> [Problem to solve] Every record below, from the first line to the last, is to be set down again exactly.

### Supplied information

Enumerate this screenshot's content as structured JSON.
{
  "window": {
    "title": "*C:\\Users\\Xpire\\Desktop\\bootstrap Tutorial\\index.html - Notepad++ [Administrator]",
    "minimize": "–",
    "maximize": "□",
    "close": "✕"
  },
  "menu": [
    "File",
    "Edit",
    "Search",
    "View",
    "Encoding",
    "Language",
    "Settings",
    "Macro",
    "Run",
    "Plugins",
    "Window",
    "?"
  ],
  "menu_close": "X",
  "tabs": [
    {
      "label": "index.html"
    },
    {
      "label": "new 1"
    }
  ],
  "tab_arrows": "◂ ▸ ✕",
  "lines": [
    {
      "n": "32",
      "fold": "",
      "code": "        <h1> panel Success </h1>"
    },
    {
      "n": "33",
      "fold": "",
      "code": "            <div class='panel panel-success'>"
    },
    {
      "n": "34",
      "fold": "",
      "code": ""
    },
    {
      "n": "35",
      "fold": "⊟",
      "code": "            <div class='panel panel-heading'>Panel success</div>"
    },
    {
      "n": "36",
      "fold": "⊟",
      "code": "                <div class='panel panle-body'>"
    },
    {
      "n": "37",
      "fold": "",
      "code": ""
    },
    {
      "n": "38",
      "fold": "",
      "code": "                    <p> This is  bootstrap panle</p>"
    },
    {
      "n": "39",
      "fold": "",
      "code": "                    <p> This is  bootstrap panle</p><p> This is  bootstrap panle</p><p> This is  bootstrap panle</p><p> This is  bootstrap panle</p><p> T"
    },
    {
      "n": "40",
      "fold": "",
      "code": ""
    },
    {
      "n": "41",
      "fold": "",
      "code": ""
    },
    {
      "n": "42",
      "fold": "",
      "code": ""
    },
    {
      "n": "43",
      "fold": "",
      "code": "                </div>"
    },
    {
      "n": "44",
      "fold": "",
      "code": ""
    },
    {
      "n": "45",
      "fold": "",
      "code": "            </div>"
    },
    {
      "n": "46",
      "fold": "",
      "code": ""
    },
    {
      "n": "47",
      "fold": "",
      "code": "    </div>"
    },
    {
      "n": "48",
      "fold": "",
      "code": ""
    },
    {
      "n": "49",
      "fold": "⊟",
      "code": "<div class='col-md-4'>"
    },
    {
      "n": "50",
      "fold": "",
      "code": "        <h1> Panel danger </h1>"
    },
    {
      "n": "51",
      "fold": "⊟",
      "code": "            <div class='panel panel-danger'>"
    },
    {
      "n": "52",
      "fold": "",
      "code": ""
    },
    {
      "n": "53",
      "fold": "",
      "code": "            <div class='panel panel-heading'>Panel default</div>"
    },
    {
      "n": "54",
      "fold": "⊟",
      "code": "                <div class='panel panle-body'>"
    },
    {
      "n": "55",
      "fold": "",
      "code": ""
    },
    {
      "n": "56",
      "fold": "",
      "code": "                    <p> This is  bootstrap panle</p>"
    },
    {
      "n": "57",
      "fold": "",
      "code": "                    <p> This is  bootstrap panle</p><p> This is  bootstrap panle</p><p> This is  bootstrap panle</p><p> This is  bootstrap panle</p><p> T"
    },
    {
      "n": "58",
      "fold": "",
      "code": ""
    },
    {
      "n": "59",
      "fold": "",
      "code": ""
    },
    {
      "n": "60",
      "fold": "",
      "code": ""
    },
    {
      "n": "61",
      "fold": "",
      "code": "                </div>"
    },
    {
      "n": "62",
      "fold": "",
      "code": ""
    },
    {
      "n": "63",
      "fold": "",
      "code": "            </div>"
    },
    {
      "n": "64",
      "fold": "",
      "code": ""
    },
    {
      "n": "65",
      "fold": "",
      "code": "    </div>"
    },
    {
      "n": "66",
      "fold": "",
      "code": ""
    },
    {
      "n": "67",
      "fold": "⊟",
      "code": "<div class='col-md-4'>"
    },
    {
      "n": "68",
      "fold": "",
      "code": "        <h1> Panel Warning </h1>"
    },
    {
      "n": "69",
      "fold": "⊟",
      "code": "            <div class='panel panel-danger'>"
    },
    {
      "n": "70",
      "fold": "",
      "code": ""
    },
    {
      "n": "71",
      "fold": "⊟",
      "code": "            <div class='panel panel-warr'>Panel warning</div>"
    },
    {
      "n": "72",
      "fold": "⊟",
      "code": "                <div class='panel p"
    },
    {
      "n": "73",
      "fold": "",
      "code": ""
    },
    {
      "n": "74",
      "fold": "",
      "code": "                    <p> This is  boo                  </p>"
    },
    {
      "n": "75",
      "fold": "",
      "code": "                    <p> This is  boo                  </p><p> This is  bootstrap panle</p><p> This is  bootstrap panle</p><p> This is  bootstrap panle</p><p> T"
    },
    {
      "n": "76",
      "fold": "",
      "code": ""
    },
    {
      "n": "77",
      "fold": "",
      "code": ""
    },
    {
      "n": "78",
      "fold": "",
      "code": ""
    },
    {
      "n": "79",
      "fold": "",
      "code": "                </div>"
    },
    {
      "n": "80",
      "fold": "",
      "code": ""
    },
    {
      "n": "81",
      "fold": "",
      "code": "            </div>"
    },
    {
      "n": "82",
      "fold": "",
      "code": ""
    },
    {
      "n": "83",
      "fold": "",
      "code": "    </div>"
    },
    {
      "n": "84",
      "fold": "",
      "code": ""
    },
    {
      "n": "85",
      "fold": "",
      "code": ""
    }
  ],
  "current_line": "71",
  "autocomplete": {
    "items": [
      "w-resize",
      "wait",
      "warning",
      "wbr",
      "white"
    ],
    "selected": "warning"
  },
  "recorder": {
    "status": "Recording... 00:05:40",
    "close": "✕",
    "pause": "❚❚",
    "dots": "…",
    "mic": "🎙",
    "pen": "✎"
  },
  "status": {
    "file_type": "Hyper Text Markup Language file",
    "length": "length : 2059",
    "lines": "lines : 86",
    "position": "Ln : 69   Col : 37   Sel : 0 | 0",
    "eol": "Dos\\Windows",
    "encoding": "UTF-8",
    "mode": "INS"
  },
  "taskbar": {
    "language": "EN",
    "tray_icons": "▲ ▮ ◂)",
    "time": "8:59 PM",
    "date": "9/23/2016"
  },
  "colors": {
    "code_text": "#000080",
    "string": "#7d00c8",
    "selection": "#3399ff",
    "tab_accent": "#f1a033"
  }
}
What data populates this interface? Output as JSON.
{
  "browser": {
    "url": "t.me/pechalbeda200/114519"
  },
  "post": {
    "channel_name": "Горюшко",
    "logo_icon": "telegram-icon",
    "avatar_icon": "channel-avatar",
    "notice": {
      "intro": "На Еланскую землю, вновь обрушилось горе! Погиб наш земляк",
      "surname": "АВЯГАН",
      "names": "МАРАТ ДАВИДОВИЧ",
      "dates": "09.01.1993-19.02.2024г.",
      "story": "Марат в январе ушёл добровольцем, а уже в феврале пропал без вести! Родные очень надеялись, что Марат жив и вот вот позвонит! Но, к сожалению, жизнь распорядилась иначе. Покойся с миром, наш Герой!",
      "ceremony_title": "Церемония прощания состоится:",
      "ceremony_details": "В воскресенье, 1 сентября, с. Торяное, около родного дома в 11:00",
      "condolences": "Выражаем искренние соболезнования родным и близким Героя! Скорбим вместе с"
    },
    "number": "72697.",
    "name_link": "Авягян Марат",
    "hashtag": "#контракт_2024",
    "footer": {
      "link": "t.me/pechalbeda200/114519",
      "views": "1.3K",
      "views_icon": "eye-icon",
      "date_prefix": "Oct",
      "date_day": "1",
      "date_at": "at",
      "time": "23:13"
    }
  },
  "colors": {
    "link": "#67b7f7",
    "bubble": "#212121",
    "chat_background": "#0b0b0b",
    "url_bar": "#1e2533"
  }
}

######

> [Answer for the task]
Enumerate this screenshot's content as structured JSON.
{
  "window": {
    "title": "*C:\\Users\\Xpire\\Desktop\\bootstrap Tutorial\\index.html - Notepad++ [Administrator]",
    "minimize": "–",
    "maximize": "□",
    "close": "✕"
  },
  "menu": [
    "File",
    "Edit",
    "Search",
    "View",
    "Encoding",
    "Language",
    "Settings",
    "Macro",
    "Run",
    "Plugins",
    "Window",
    "?"
  ],
  "menu_close": "X",
  "tabs": [
    {
      "label": "index.html"
    },
    {
      "label": "new 1"
    }
  ],
  "tab_arrows": "◂ ▸ ✕",
  "lines": [
    {
      "n": "32",
      "fold": "",
      "code": "        <h1> panel Success </h1>"
    },
    {
      "n": "33",
      "fold": "",
      "code": "            <div class='panel panel-success'>"
    },
    {
      "n": "34",
      "fold": "",
      "code": ""
    },
    {
      "n": "35",
      "fold": "⊟",
      "code": "            <div class='panel panel-heading'>Panel success</div>"
    },
    {
      "n": "36",
      "fold": "⊟",
      "code": "                <div class='panel panle-body'>"
    },
    {
      "n": "37",
      "fold": "",
      "code": ""
    },
    {
      "n": "38",
      "fold": "",
      "code": "                    <p> This is  bootstrap panle</p>"
    },
    {
      "n": "39",
      "fold": "",
      "code": "                    <p> This is  bootstrap panle</p><p> This is  bootstrap panle</p><p> This is  bootstrap panle</p><p> This is  bootstrap panle</p><p> T"
    },
    {
      "n": "40",
      "fold": "",
      "code": ""
    },
    {
      "n": "41",
      "fold": "",
      "code": ""
    },
    {
      "n": "42",
      "fold": "",
      "code": ""
    },
    {
      "n": "43",
      "fold": "",
      "code": "                </div>"
    },
    {
      "n": "44",
      "fold": "",
      "code": ""
    },
    {
      "n": "45",
      "fold": "",
      "code": "            </div>"
    },
    {
      "n": "46",
      "fold": "",
      "code": ""
    },
    {
      "n": "47",
      "fold": "",
      "code": "    </div>"
    },
    {
      "n": "48",
      "fold": "",
      "code": ""
    },
    {
      "n": "49",
      "fold": "⊟",
      "code": "<div class='col-md-4'>"
    },
    {
      "n": "50",
      "fold": "",
      "code": "        <h1> Panel danger </h1>"
    },
    {
      "n": "51",
      "fold": "⊟",
      "code": "            <div class='panel panel-danger'>"
    },
    {
      "n": "52",
      "fold": "",
      "code": ""
    },
    {
      "n": "53",
      "fold": "",
      "code": "            <div class='panel panel-heading'>Panel default</div>"
    },
    {
      "n": "54",
      "fold": "⊟",
      "code": "                <div class='panel panle-body'>"
    },
    {
      "n": "55",
      "fold": "",
      "code": ""
    },
    {
      "n": "56",
      "fold": "",
      "code": "                    <p> This is  bootstrap panle</p>"
    },
    {
      "n": "57",
      "fold": "",
      "code": "                    <p> This is  bootstrap panle</p><p> This is  bootstrap panle</p><p> This is  bootstrap panle</p><p> This is  bootstrap panle</p><p> T"
    },
    {
      "n": "58",
      "fold": "",
      "code": ""
    },
    {
      "n": "59",
      "fold": "",
      "code": ""
    },
    {
      "n": "60",
      "fold": "",
      "code": ""
    },
    {
      "n": "61",
      "fold": "",
      "code": "                </div>"
    },
    {
      "n": "62",
      "fold": "",
      "code": ""
    },
    {
      "n": "63",
      "fold": "",
      "code": "            </div>"
    },
    {
      "n": "64",
      "fold": "",
      "code": ""
    },
    {
      "n": "65",
      "fold": "",
      "code": "    </div>"
    },
    {
      "n": "66",
      "fold": "",
      "code": ""
    },
    {
      "n": "67",
      "fold": "⊟",
      "code": "<div class='col-md-4'>"
    },
    {
      "n": "68",
      "fold": "",
      "code": "        <h1> Panel Warning </h1>"
    },
    {
      "n": "69",
      "fold": "⊟",
      "code": "            <div class='panel panel-danger'>"
    },
    {
      "n": "70",
      "fold": "",
      "code": ""
    },
    {
      "n": "71",
      "fold": "⊟",
      "code": "            <div class='panel panel-warr'>Panel warning</div>"
    },
    {
      "n": "72",
      "fold": "⊟",
      "code": "                <div class='panel p"
    },
    {
      "n": "73",
      "fold": "",
      "code": ""
    },
    {
      "n": "74",
      "fold": "",
      "code": "                    <p> This is  boo                  </p>"
    },
    {
      "n": "75",
      "fold": "",
      "code": "                    <p> This is  boo                  </p><p> This is  bootstrap panle</p><p> This is  bootstrap panle</p><p> This is  bootstrap panle</p><p> T"
    },
    {
      "n": "76",
      "fold": "",
      "code": ""
    },
    {
      "n": "77",
      "fold": "",
      "code": ""
    },
    {
      "n": "78",
      "fold": "",
      "code": ""
    },
    {
      "n": "79",
      "fold": "",
      "code": "                </div>"
    },
    {
      "n": "80",
      "fold": "",
      "code": ""
    },
    {
      "n": "81",
      "fold": "",
      "code": "            </div>"
    },
    {
      "n": "82",
      "fold": "",
      "code": ""
    },
    {
      "n": "83",
      "fold": "",
      "code": "    </div>"
    },
    {
      "n": "84",
      "fold": "",
      "code": ""
    },
    {
      "n": "85",
      "fold": "",
      "code": ""
    }
  ],
  "current_line": "71",
  "autocomplete": {
    "items": [
      "w-resize",
      "wait",
      "warning",
      "wbr",
      "white"
    ],
    "selected": "warning"
  },
  "recorder": {
    "status": "Recording... 00:05:40",
    "close": "✕",
    "pause": "❚❚",
    "dots": "…",
    "mic": "🎙",
    "pen": "✎"
  },
  "status": {
    "file_type": "Hyper Text Markup Language file",
    "length": "length : 2059",
    "lines": "lines : 86",
    "position": "Ln : 69   Col : 37   Sel : 0 | 0",
    "eol": "Dos\\Windows",
    "encoding": "UTF-8",
    "mode": "INS"
  },
  "taskbar": {
    "language": "EN",
    "tray_icons": "▲ ▮ ◂)",
    "time": "8:59 PM",
    "date": "9/23/2016"
  },
  "colors": {
    "code_text": "#000080",
    "string": "#7d00c8",
    "selection": "#3399ff",
    "tab_accent": "#f1a033"
  }
}
What data populates this interface? Output as JSON.
{
  "browser": {
    "url": "t.me/pechalbeda200/114519"
  },
  "post": {
    "channel_name": "Горюшко",
    "logo_icon": "telegram-icon",
    "avatar_icon": "channel-avatar",
    "notice": {
      "intro": "На Еланскую землю, вновь обрушилось горе! Погиб наш земляк",
      "surname": "АВЯГАН",
      "names": "МАРАТ ДАВИДОВИЧ",
      "dates": "09.01.1993-19.02.2024г.",
      "story": "Марат в январе ушёл добровольцем, а уже в феврале пропал без вести! Родные очень надеялись, что Марат жив и вот вот позвонит! Но, к сожалению, жизнь распорядилась иначе. Покойся с миром, наш Герой!",
      "ceremony_title": "Церемония прощания состоится:",
      "ceremony_details": "В воскресенье, 1 сентября, с. Торяное, около родного дома в 11:00",
      "condolences": "Выражаем искренние соболезнования родным и близким Героя! Скорбим вместе с"
    },
    "number": "72697.",
    "name_link": "Авягян Марат",
    "hashtag": "#контракт_2024",
    "footer": {
      "link": "t.me/pechalbeda200/114519",
      "views": "1.3K",
      "views_icon": "eye-icon",
      "date_prefix": "Oct",
      "date_day": "1",
      "date_at": "at",
      "time": "23:13"
    }
  },
  "colors": {
    "link": "#67b7f7",
    "bubble": "#212121",
    "chat_background": "#0b0b0b",
    "url_bar": "#1e2533"
  }
}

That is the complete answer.